“I think my biggest thing is am I getting reps now, am I getting opportunities to go out and make plays, that’s my only focus,” said Matthews, who played in 14 games last year and made 73 catches for 804 yards and three touchdowns—with both the yardage and touchdown total being career lows. “I can’t worry too much about what Daniel Jeremiah says, or any of those guys. They don’t play ball. They aren’t in the front office. I don’t even know if they know how to play football. So I can’t really speculate on that too much.”

Matthews continued that football—especially the NFL—is unpredictable.

Matthews said that the Eagles’ receiver corps is so deep, now with the off-season acquisitions of Alshon Jeffery and Torrey Smith, and reinvigorated play of Agholor, this training camp that there is competition all around.

“Our team isn’t just one dimensional, where you comes to lining up three receivers all of the time, you can have two receivers, and have Trey Burton split at the slot position a whole game,” Matthews said. “It’s about who are going to make the plays consistently, and be able to put that trust in the coaches, ‘Ok, we want this guy out here in this position to make this play.’

“If I get more reps and I make them, then that’s going to be the defining factor.”

Matthews stressed that no one motivates him more than he does himself. He’s aware the NFL is an ever-changing world, with a draft and free agency every year.

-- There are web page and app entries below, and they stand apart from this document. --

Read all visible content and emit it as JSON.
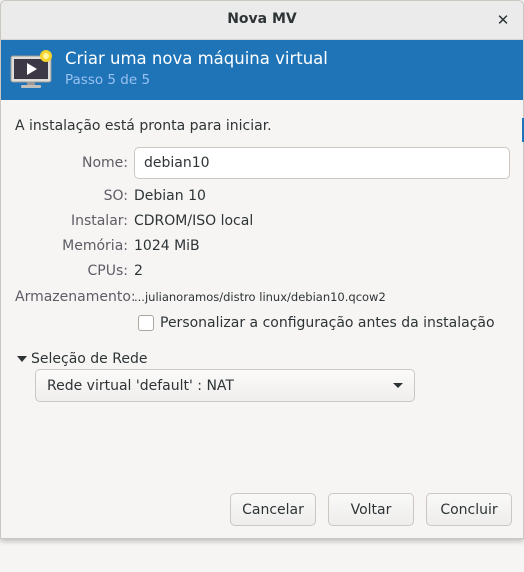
{
  "window": {
    "title": "Nova MV",
    "close_icon": "✕"
  },
  "header": {
    "title": "Criar uma nova máquina virtual",
    "subtitle": "Passo 5 de 5",
    "icon": "new-vm-monitor-icon",
    "accent_color": "#1f73b7"
  },
  "summary": {
    "ready_text": "A instalação está pronta para iniciar.",
    "name_label": "Nome:",
    "name_value": "debian10",
    "os_label": "SO:",
    "os_value": "Debian 10",
    "install_label": "Instalar:",
    "install_value": "CDROM/ISO local",
    "memory_label": "Memória:",
    "memory_value": "1024 MiB",
    "cpus_label": "CPUs:",
    "cpus_value": "2",
    "storage_label": "Armazenamento:",
    "storage_value": "...julianoramos/distro linux/debian10.qcow2",
    "customize_label": "Personalizar a configuração antes da instalação",
    "customize_checked": false
  },
  "network": {
    "expander_label": "Seleção de Rede",
    "selected": "Rede virtual 'default' : NAT"
  },
  "buttons": {
    "cancel": "Cancelar",
    "back": "Voltar",
    "finish": "Concluir"
  }
}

“Teams are always looking to move stuff around, and teams are always looking for a better person than they have, so you always have to train like that,” Matthews said. “It shouldn’t change the way you go about things. If you have a standard of work that you have, you have to stick to it.”